**Stored data**

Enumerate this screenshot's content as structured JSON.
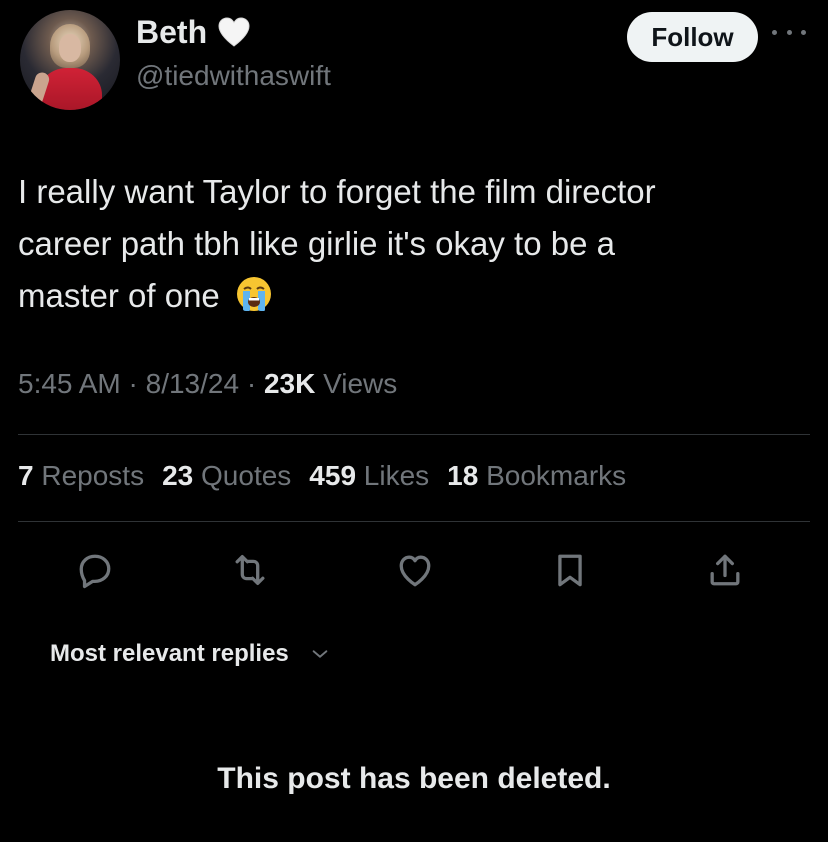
{
  "author": {
    "name": "Beth",
    "handle": "@tiedwithaswift",
    "verified_emoji": "white-heart"
  },
  "follow_label": "Follow",
  "tweet": {
    "lines": [
      "I really want Taylor to forget the film director",
      "career path tbh like girlie it's okay to be a",
      "master of one"
    ],
    "emoji": "loudly-crying-face"
  },
  "meta": {
    "time": "5:45 AM",
    "date": "8/13/24",
    "views_count": "23K",
    "views_label": "Views"
  },
  "stats": [
    {
      "count": "7",
      "label": "Reposts"
    },
    {
      "count": "23",
      "label": "Quotes"
    },
    {
      "count": "459",
      "label": "Likes"
    },
    {
      "count": "18",
      "label": "Bookmarks"
    }
  ],
  "actions": [
    "reply-icon",
    "repost-icon",
    "like-icon",
    "bookmark-icon",
    "share-icon"
  ],
  "replies_sort_label": "Most relevant replies",
  "deleted_notice": "This post has been deleted.",
  "colors": {
    "background": "#000000",
    "text_primary": "#e7e9ea",
    "text_secondary": "#71767b",
    "divider": "#2f3336",
    "follow_bg": "#eff3f4"
  }
}
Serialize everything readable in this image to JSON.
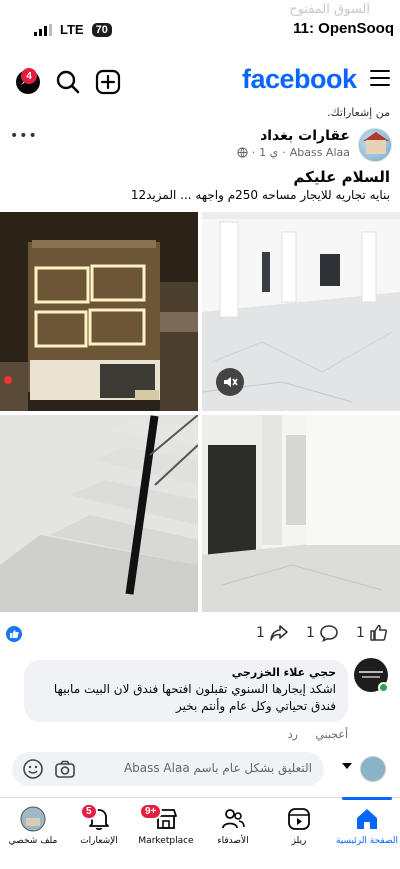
{
  "status_bar": {
    "time": "11:",
    "carrier": "OpenSooq",
    "watermark": "السوق المفتوح",
    "battery": "70",
    "network": "LTE"
  },
  "header": {
    "brand": "facebook",
    "messenger_badge": "4"
  },
  "from_notifications": "من إشعاراتك.",
  "post": {
    "page_name": "عقارات بغداد",
    "author": "Abass Alaa",
    "time": "1 ي",
    "title": "السلام عليكم",
    "description": "بنايه تجاريه للايجار مساحه 250م واجهه ... المزيد12",
    "reactions": {
      "likes": "1",
      "comments": "1",
      "shares": "1"
    }
  },
  "comment": {
    "author": "حجي علاء الخزرجي",
    "text": "اشكد إيجارها السنوي تقبلون افتحها فندق لان البيت مابيها فندق تحياتي وكل عام وأنتم بخير",
    "like_label": "أعجبني",
    "reply_label": "رد"
  },
  "composer": {
    "placeholder": "التعليق بشكل عام باسم Abass Alaa"
  },
  "bottom_nav": {
    "items": [
      {
        "label": "الصفحة الرئيسية",
        "icon": "home-icon",
        "active": true
      },
      {
        "label": "ريلز",
        "icon": "reels-icon"
      },
      {
        "label": "الأصدقاء",
        "icon": "friends-icon"
      },
      {
        "label": "Marketplace",
        "icon": "marketplace-icon",
        "badge": "9+"
      },
      {
        "label": "الإشعارات",
        "icon": "bell-icon",
        "badge": "5"
      },
      {
        "label": "ملف شخصي",
        "icon": "profile-icon"
      }
    ]
  },
  "colors": {
    "brand_blue": "#0866ff",
    "badge_red": "#e41e3f",
    "online_green": "#31a24c"
  }
}
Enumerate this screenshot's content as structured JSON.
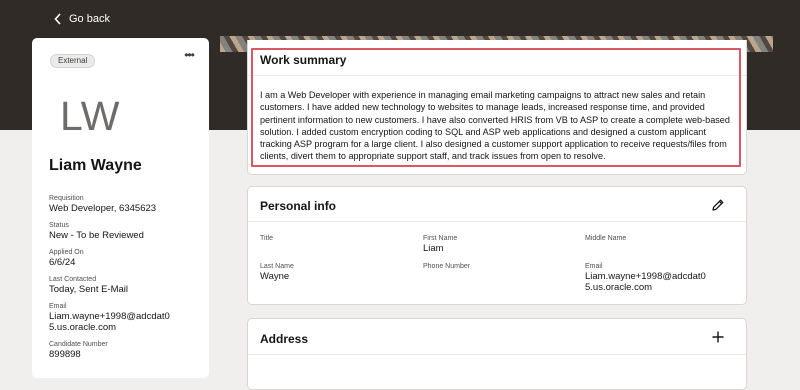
{
  "nav": {
    "back_label": "Go back"
  },
  "candidate": {
    "badge": "External",
    "initials": "LW",
    "name": "Liam Wayne",
    "fields": [
      {
        "label": "Requisition",
        "value": "Web Developer, 6345623"
      },
      {
        "label": "Status",
        "value": "New - To be Reviewed"
      },
      {
        "label": "Applied On",
        "value": "6/6/24"
      },
      {
        "label": "Last Contacted",
        "value": "Today, Sent E-Mail"
      },
      {
        "label": "Email",
        "value": "Liam.wayne+1998@adcdat05.us.oracle.com"
      },
      {
        "label": "Candidate Number",
        "value": "899898"
      }
    ]
  },
  "work_summary": {
    "title": "Work summary",
    "text": "I am a Web Developer with experience in managing email marketing campaigns to attract new sales and retain customers. I have added new technology to websites to manage leads, increased response time, and provided pertinent information to new customers. I have also converted HRIS from VB to ASP to create a complete web-based solution. I added custom encryption coding to SQL and ASP web applications and designed a custom applicant tracking ASP program for a large client. I also designed a customer support application to receive requests/files from clients, divert them to appropriate support staff, and track issues from open to resolve."
  },
  "personal_info": {
    "title": "Personal info",
    "fields": {
      "title": {
        "label": "Title",
        "value": ""
      },
      "first_name": {
        "label": "First Name",
        "value": "Liam"
      },
      "middle_name": {
        "label": "Middle Name",
        "value": ""
      },
      "last_name": {
        "label": "Last Name",
        "value": "Wayne"
      },
      "phone": {
        "label": "Phone Number",
        "value": ""
      },
      "email": {
        "label": "Email",
        "value": "Liam.wayne+1998@adcdat05.us.oracle.com"
      }
    }
  },
  "address": {
    "title": "Address"
  },
  "colors": {
    "header_bg": "#302b27",
    "highlight": "#e05563",
    "page_bg": "#f1efed"
  },
  "icons": {
    "back": "chevron-left-icon",
    "more": "more-dots-icon",
    "edit": "pencil-icon",
    "add": "plus-icon"
  }
}
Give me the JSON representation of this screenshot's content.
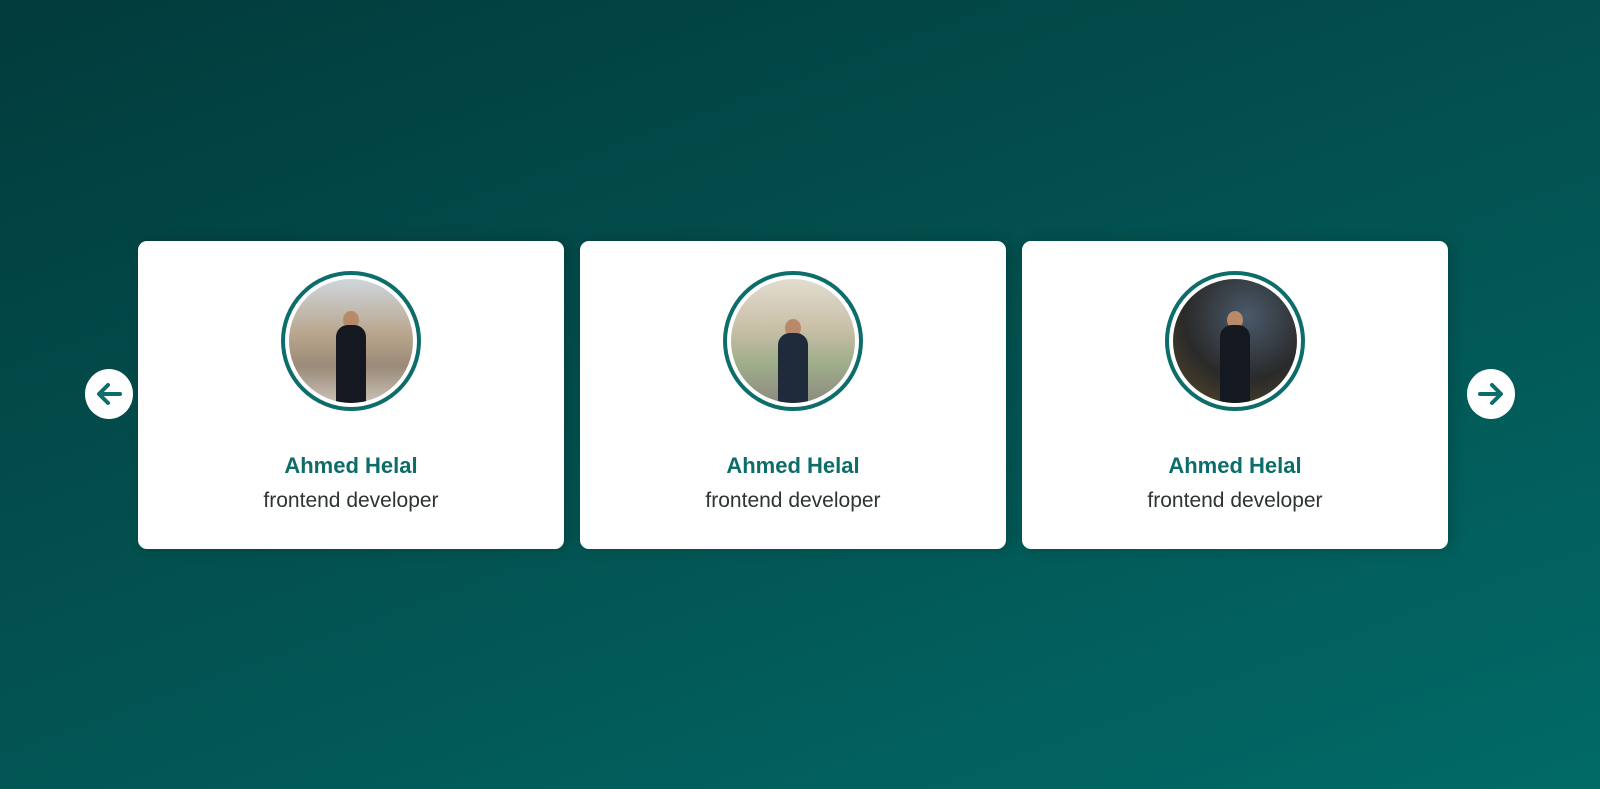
{
  "colors": {
    "accent": "#0c6d6a",
    "background_start": "#023b3c",
    "background_end": "#016a67",
    "card": "#ffffff",
    "role_text": "#2e3333"
  },
  "navigation": {
    "prev_icon": "arrow-left-icon",
    "next_icon": "arrow-right-icon"
  },
  "cards": [
    {
      "name": "Ahmed Helal",
      "role": "frontend developer",
      "avatar_icon": "profile-photo"
    },
    {
      "name": "Ahmed Helal",
      "role": "frontend developer",
      "avatar_icon": "profile-photo"
    },
    {
      "name": "Ahmed Helal",
      "role": "frontend developer",
      "avatar_icon": "profile-photo"
    }
  ]
}
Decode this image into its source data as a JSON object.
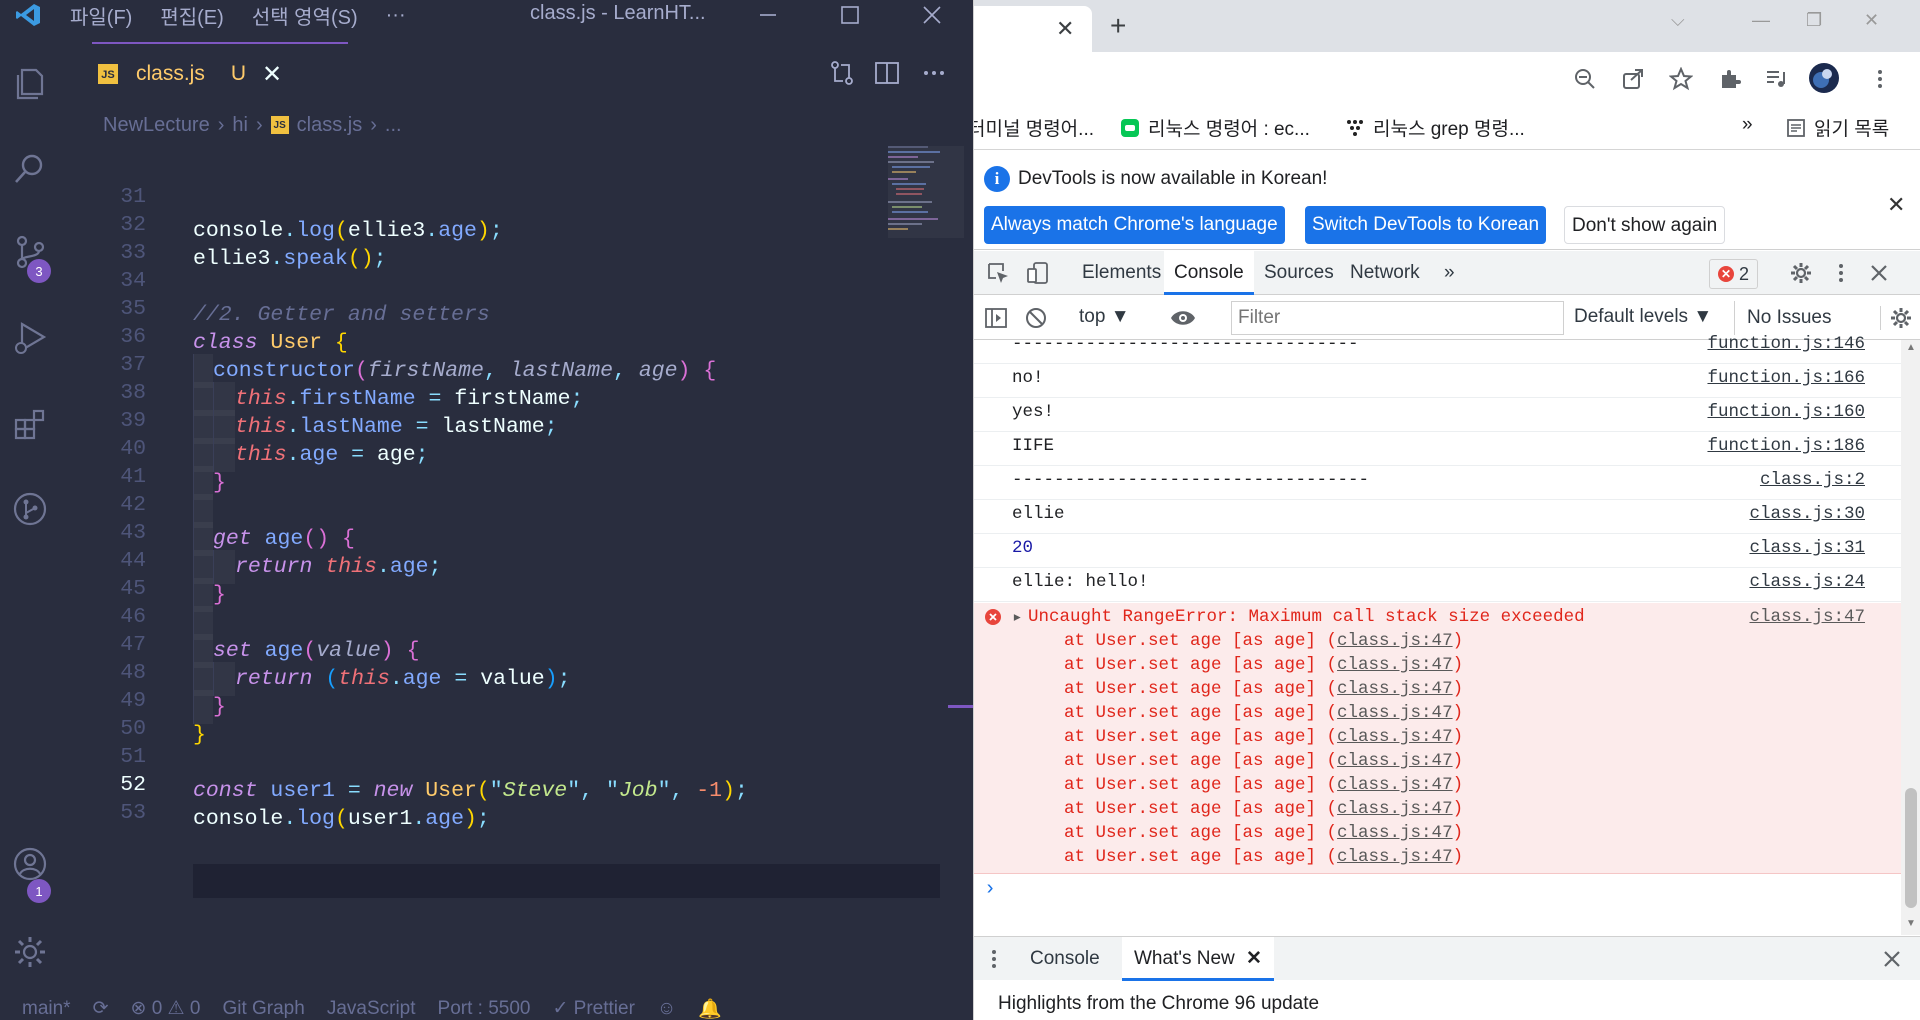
{
  "vscode": {
    "menus": [
      "파일(F)",
      "편집(E)",
      "선택 영역(S)",
      "···"
    ],
    "window_title": "class.js - LearnHT...",
    "tab": {
      "file": "class.js",
      "badge": "JS",
      "status": "U",
      "close": "✕"
    },
    "breadcrumb": [
      "NewLecture",
      "hi",
      "class.js",
      "..."
    ],
    "activity_badges": {
      "source_control": "3",
      "accounts": "1"
    },
    "current_line": "52",
    "line_numbers": [
      "31",
      "32",
      "33",
      "34",
      "35",
      "36",
      "37",
      "38",
      "39",
      "40",
      "41",
      "42",
      "43",
      "44",
      "45",
      "46",
      "47",
      "48",
      "49",
      "50",
      "51",
      "52",
      "53"
    ],
    "code": {
      "l31": [
        "console",
        ".",
        "log",
        "(",
        "ellie3",
        ".",
        "age",
        ")",
        ";"
      ],
      "l32": [
        "ellie3",
        ".",
        "speak",
        "()",
        ";"
      ],
      "l34": [
        "//2. Getter and setters"
      ],
      "l35": [
        "class",
        " ",
        "User",
        " {"
      ],
      "l36": [
        "constructor",
        "(",
        "firstName",
        ", ",
        "lastName",
        ", ",
        "age",
        ")",
        " {"
      ],
      "l37": [
        "this",
        ".",
        "firstName",
        " = ",
        "firstName",
        ";"
      ],
      "l38": [
        "this",
        ".",
        "lastName",
        " = ",
        "lastName",
        ";"
      ],
      "l39": [
        "this",
        ".",
        "age",
        " = ",
        "age",
        ";"
      ],
      "l40": [
        "}"
      ],
      "l42": [
        "get",
        " ",
        "age",
        "()",
        " {"
      ],
      "l43": [
        "return",
        " ",
        "this",
        ".",
        "age",
        ";"
      ],
      "l44": [
        "}"
      ],
      "l46": [
        "set",
        " ",
        "age",
        "(",
        "value",
        ")",
        " {"
      ],
      "l47": [
        "return",
        " ",
        "(",
        "this",
        ".",
        "age",
        " = ",
        "value",
        ")",
        ";"
      ],
      "l48": [
        "}"
      ],
      "l49": [
        "}"
      ],
      "l51": [
        "const",
        " ",
        "user1",
        " = ",
        "new",
        " ",
        "User",
        "(",
        "\"",
        "Steve",
        "\"",
        ", ",
        "\"",
        "Job",
        "\"",
        ", ",
        "-1",
        ")",
        ";"
      ],
      "l52": [
        "console",
        ".",
        "log",
        "(",
        "user1",
        ".",
        "age",
        ")",
        ";"
      ]
    },
    "statusbar": [
      "main*",
      "⊗ 0 ⚠ 0",
      "Git Graph",
      "JavaScript",
      "Port : 5500",
      "✓ Prettier"
    ]
  },
  "chrome": {
    "tab_close": "✕",
    "new_tab": "+",
    "bookmarks": [
      "터미널 명령어...",
      "리눅스 명령어 : ec...",
      "리눅스 grep 명령...",
      "»",
      "읽기 목록"
    ],
    "devtools": {
      "info_text": "DevTools is now available in Korean!",
      "info_buttons": [
        "Always match Chrome's language",
        "Switch DevTools to Korean",
        "Don't show again"
      ],
      "tabs": [
        "Elements",
        "Console",
        "Sources",
        "Network",
        "»"
      ],
      "active_tab": "Console",
      "error_count": "2",
      "context": "top ▼",
      "filter_placeholder": "Filter",
      "levels": "Default levels ▼",
      "issues": "No Issues",
      "messages": [
        {
          "text": "---------------------------------",
          "src": "function.js:146"
        },
        {
          "text": "no!",
          "src": "function.js:166"
        },
        {
          "text": "yes!",
          "src": "function.js:160"
        },
        {
          "text": "IIFE",
          "src": "function.js:186"
        },
        {
          "text": "----------------------------------",
          "src": "class.js:2"
        },
        {
          "text": "ellie",
          "src": "class.js:30"
        },
        {
          "text": "20",
          "src": "class.js:31"
        },
        {
          "text": "ellie: hello!",
          "src": "class.js:24"
        }
      ],
      "error": {
        "title": "Uncaught RangeError: Maximum call stack size exceeded",
        "src": "class.js:47",
        "frame_prefix": "at User.set age [as age] (",
        "frame_link": "class.js:47",
        "frame_suffix": ")"
      },
      "prompt": "›",
      "drawer_tabs": [
        "Console",
        "What's New"
      ],
      "drawer_active": "What's New",
      "drawer_text": "Highlights from the Chrome 96 update"
    }
  },
  "colors": {
    "vscode_bg": "#292d3e",
    "accent": "#7e57c2",
    "chrome_blue": "#1a73e8",
    "error_red": "#e0261b"
  }
}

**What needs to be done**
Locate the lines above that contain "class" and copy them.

**Result**
    "window_title": "class.js - LearnHT...",
      "file": "class.js",
      "class.js",
        "class",
          "src": "class.js:2"
          "src": "class.js:30"
          "src": "class.js:31"
          "src": "class.js:24"
        "src": "class.js:47",
        "frame_link": "class.js:47",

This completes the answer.